(Extracted records)
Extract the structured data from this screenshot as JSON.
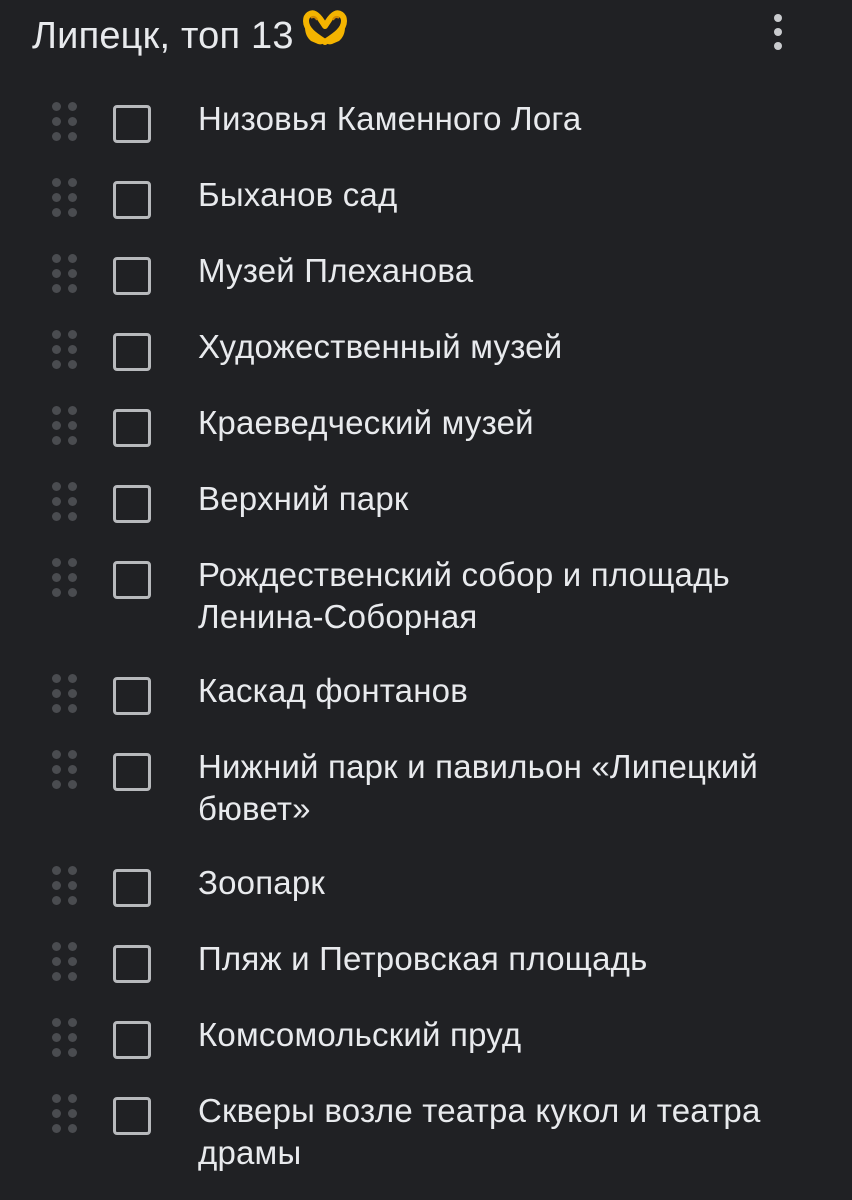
{
  "header": {
    "title": "Липецк, топ 13",
    "emoji": "heart-hands-emoji",
    "more_icon": "more-vert-icon"
  },
  "colors": {
    "background": "#202124",
    "text": "#e8eaed",
    "checkbox_border": "#b7b9bc",
    "handle": "#4a4c50",
    "emoji": "#f4b400"
  },
  "items": [
    {
      "label": "Низовья Каменного Лога",
      "checked": false
    },
    {
      "label": "Быханов сад",
      "checked": false
    },
    {
      "label": "Музей Плеханова",
      "checked": false
    },
    {
      "label": "Художественный музей",
      "checked": false
    },
    {
      "label": "Краеведческий музей",
      "checked": false
    },
    {
      "label": "Верхний парк",
      "checked": false
    },
    {
      "label": "Рождественский собор и площадь Ленина-Соборная",
      "checked": false
    },
    {
      "label": "Каскад фонтанов",
      "checked": false
    },
    {
      "label": "Нижний парк и павильон «Липецкий бювет»",
      "checked": false
    },
    {
      "label": "Зоопарк",
      "checked": false
    },
    {
      "label": "Пляж и Петровская площадь",
      "checked": false
    },
    {
      "label": "Комсомольский пруд",
      "checked": false
    },
    {
      "label": "Скверы возле театра кукол и театра драмы",
      "checked": false
    }
  ]
}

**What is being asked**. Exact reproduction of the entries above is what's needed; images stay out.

**Expected answer**.
Extract the structured data from this screenshot as JSON.
{
  "header": {
    "title": "Липецк, топ 13",
    "emoji": "heart-hands-emoji",
    "more_icon": "more-vert-icon"
  },
  "colors": {
    "background": "#202124",
    "text": "#e8eaed",
    "checkbox_border": "#b7b9bc",
    "handle": "#4a4c50",
    "emoji": "#f4b400"
  },
  "items": [
    {
      "label": "Низовья Каменного Лога",
      "checked": false
    },
    {
      "label": "Быханов сад",
      "checked": false
    },
    {
      "label": "Музей Плеханова",
      "checked": false
    },
    {
      "label": "Художественный музей",
      "checked": false
    },
    {
      "label": "Краеведческий музей",
      "checked": false
    },
    {
      "label": "Верхний парк",
      "checked": false
    },
    {
      "label": "Рождественский собор и площадь Ленина-Соборная",
      "checked": false
    },
    {
      "label": "Каскад фонтанов",
      "checked": false
    },
    {
      "label": "Нижний парк и павильон «Липецкий бювет»",
      "checked": false
    },
    {
      "label": "Зоопарк",
      "checked": false
    },
    {
      "label": "Пляж и Петровская площадь",
      "checked": false
    },
    {
      "label": "Комсомольский пруд",
      "checked": false
    },
    {
      "label": "Скверы возле театра кукол и театра драмы",
      "checked": false
    }
  ]
}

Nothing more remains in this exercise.